> **DATA PROVIDED**
========
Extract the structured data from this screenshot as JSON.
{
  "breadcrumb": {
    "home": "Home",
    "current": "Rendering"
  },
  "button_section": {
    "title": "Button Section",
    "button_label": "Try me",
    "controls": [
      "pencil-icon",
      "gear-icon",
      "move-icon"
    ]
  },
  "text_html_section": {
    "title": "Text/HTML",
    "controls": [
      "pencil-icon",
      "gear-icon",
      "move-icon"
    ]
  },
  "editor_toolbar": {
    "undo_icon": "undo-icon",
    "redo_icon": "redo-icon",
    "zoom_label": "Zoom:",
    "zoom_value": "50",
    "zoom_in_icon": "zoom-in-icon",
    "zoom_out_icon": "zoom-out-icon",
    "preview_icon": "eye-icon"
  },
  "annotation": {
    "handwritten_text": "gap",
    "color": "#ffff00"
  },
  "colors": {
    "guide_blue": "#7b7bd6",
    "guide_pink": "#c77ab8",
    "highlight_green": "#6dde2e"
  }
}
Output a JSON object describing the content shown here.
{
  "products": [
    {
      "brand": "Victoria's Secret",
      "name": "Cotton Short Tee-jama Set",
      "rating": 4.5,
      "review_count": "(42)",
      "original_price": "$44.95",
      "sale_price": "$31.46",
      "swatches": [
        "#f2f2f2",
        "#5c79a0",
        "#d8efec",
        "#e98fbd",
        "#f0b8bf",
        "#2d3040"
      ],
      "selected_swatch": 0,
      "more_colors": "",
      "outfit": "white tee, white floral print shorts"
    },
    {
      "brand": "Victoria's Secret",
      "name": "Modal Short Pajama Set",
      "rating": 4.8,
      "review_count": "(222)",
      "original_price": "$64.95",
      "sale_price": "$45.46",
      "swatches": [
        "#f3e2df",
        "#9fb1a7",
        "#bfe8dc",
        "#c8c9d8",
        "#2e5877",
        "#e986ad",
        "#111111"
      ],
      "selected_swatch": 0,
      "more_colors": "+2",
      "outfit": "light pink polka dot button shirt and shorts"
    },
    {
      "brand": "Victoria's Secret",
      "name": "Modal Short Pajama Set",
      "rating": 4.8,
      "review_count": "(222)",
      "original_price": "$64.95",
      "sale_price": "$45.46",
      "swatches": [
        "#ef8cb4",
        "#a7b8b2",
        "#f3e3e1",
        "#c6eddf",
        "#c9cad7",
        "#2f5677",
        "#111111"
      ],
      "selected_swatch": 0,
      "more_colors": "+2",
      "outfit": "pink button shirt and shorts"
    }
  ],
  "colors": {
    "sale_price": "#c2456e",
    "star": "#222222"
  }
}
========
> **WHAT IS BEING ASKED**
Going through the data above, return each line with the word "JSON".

> **SOLUTION FOR THIS TASK**
Extract the structured data from this screenshot as JSON.
Output a JSON object describing the content shown here.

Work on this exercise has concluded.